Age is no obstacle when it comes to running a business, especially when it’s a Genovese crime family business. Apparently it’s no obstacle to getting arrested either. Matty “the Horse” Ianniello, a longtime Genovese capo, knows the lesson as well as anyone. On Thursday, July 28, federal agents and local police arrested Ianniello and 19 other alleged members and associates on extortion, loansharking and other charges. Ianniello, 85, who at one point allegedly served as acting family boss following the conviction of Vincent “the Chin” Gigante (see photo), was still active. “Don’t let age fool you,” said FBI Agent Matt Heron. “He’s still an influential player in the Genovese family.”

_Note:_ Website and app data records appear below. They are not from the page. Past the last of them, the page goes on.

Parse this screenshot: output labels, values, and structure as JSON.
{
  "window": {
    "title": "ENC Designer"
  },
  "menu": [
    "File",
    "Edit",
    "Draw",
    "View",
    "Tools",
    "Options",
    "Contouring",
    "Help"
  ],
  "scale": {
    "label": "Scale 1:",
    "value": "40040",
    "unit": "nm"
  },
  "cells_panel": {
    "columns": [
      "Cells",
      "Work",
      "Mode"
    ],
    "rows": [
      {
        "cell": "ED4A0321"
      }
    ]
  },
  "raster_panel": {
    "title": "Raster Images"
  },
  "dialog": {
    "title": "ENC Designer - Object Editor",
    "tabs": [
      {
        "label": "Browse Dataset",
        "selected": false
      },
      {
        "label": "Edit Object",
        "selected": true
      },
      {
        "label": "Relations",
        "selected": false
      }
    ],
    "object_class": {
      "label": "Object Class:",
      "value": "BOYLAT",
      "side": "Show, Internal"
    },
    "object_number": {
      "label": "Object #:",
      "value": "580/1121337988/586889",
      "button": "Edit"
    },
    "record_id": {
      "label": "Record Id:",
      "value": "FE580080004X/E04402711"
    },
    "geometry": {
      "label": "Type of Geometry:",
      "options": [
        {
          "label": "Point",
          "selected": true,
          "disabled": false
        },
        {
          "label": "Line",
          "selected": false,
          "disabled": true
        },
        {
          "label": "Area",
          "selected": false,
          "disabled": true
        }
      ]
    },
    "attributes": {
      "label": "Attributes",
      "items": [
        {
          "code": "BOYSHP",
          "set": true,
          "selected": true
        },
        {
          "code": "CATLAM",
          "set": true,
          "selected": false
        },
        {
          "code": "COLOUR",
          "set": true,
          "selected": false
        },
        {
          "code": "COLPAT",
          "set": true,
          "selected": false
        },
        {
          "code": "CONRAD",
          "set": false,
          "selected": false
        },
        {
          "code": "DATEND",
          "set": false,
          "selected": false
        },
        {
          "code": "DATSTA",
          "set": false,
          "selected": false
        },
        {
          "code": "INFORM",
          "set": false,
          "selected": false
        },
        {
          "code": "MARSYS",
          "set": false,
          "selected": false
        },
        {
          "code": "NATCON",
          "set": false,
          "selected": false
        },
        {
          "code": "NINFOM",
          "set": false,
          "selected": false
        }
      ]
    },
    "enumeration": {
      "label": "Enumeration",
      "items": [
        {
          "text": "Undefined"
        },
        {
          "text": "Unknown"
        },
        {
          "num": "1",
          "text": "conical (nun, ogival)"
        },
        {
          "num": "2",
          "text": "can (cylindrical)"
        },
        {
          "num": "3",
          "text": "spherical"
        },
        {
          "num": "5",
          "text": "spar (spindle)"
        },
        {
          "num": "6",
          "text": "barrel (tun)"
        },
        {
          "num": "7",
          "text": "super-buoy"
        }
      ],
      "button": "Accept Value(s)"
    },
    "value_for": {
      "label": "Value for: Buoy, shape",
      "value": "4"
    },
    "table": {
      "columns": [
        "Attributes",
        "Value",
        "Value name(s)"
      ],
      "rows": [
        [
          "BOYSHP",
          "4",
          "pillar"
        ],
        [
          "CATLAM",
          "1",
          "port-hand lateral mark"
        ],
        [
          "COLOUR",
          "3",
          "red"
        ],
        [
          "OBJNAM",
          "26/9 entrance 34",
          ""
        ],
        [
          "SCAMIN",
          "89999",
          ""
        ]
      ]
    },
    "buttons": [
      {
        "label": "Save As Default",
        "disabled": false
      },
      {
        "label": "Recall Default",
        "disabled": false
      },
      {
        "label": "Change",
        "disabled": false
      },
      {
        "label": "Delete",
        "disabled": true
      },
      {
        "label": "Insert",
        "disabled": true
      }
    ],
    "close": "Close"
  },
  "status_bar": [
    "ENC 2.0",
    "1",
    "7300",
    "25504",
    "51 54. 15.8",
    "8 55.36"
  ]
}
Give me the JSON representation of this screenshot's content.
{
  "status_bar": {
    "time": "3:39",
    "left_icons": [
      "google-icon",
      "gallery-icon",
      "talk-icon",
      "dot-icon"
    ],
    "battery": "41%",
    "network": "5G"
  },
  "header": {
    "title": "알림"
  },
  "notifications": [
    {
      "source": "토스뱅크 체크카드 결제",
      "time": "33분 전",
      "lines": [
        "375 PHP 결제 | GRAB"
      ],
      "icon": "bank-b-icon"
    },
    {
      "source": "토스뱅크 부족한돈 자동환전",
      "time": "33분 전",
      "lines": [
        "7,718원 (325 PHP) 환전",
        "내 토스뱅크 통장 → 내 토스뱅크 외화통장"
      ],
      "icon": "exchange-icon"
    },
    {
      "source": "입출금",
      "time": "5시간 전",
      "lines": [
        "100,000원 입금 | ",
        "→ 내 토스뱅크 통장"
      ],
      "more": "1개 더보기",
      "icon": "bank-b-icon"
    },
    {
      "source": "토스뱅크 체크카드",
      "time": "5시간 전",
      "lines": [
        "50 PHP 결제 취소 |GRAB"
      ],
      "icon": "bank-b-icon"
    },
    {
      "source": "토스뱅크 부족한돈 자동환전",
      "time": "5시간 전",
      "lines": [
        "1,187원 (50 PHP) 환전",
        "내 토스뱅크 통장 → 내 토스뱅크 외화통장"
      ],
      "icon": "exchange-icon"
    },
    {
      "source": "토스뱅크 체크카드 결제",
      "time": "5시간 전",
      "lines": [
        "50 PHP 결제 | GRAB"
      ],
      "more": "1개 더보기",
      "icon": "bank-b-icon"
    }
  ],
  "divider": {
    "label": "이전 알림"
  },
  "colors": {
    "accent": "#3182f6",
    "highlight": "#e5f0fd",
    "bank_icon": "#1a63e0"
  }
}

The family has been playing hard these past several years. The federal indictment leading to the arrest alleges that Genovese members, led by Ianniello, infiltrated the Queens, N.Y.-based Local 1181 of the Amalgamated Transit Union, which represents bus drivers. Three top officials of the local, including its president, were among those indicted. Prosecutors say that union officials conducted business with mob figures over lunch at an Italian restaurant in Queens owned by a Genovese captain. They also accuse the defendants of extorting $100,000 in cash payments in 1997 from a medical center that rented space from the local, and collecting regular, additional payments since.
Ianniello’s brother, Bobby, achieved a certain notoriety decades ago. He was the owner of Umberto’s Clam House, the Little Italy restaurant where a hit man gunned down mobster Joey Gallo in April 1972. Tourists still occasionally visit the place to inspect the woodwork and kitchen door for leftover bullet holes. Matty Ianniello has been sent to the slammer before, in 1986 for skimming restaurant proceeds. At his age, if he returns, it’s unlikely he’ll see the outside again. (Associated Press, 7/28).